▸ WORKING DATA:
....................

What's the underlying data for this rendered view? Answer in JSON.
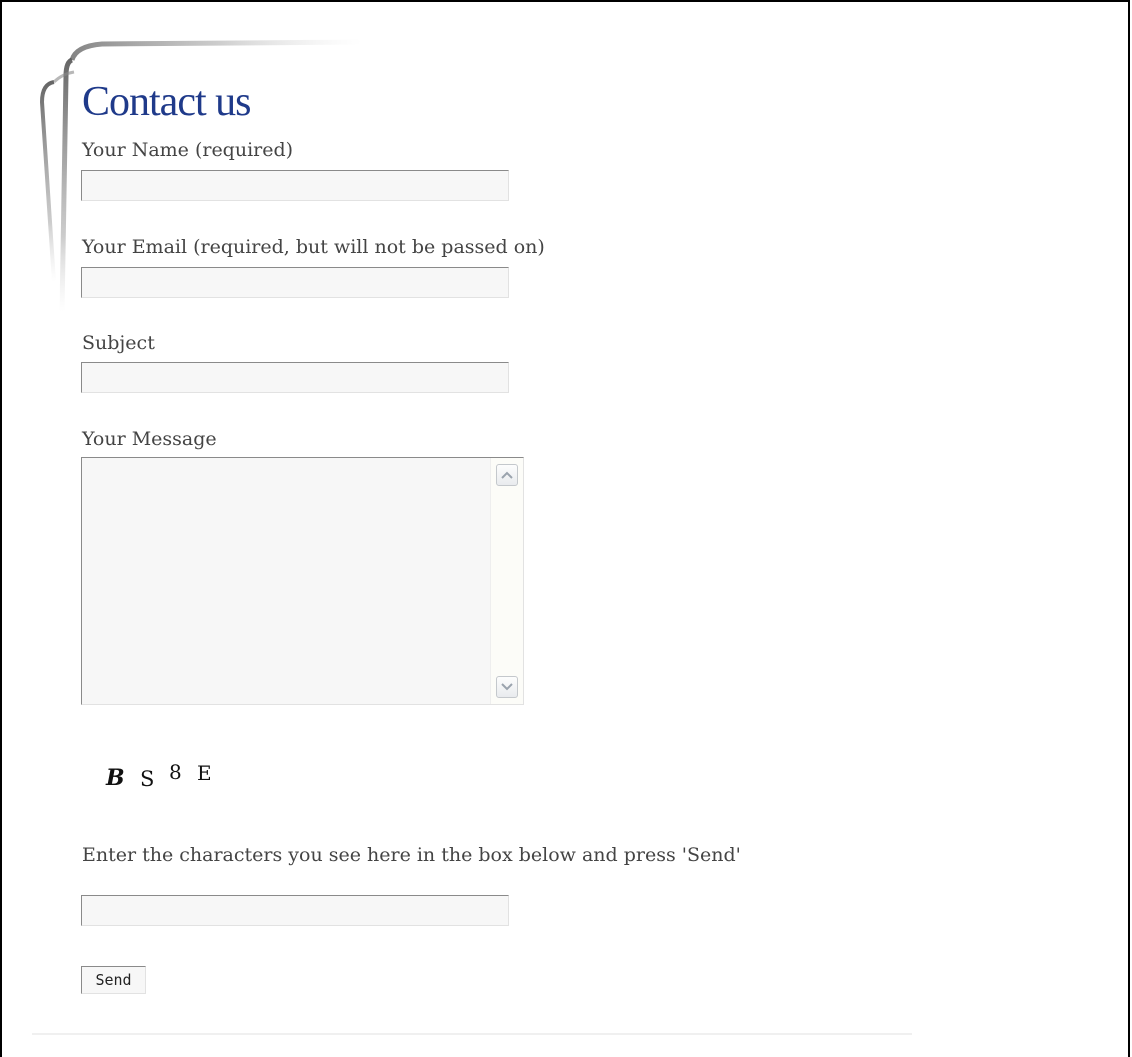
{
  "page": {
    "title": "Contact us"
  },
  "form": {
    "name_label": "Your Name (required)",
    "name_value": "",
    "email_label": "Your Email (required, but will not be passed on)",
    "email_value": "",
    "subject_label": "Subject",
    "subject_value": "",
    "message_label": "Your Message",
    "message_value": "",
    "captcha_chars": [
      "B",
      "S",
      "8",
      "E"
    ],
    "captcha_instruction": "Enter the characters you see here in the box below and press 'Send'",
    "captcha_value": "",
    "send_label": "Send"
  },
  "icons": {
    "scroll_up": "chevron-up-icon",
    "scroll_down": "chevron-down-icon"
  },
  "colors": {
    "title": "#1f3a8a",
    "label": "#444444",
    "field_bg": "#f7f7f7"
  }
}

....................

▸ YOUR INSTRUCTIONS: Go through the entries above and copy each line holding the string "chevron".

▸ TASK OUTPUT:
    "scroll_up": "chevron-up-icon",
    "scroll_down": "chevron-down-icon"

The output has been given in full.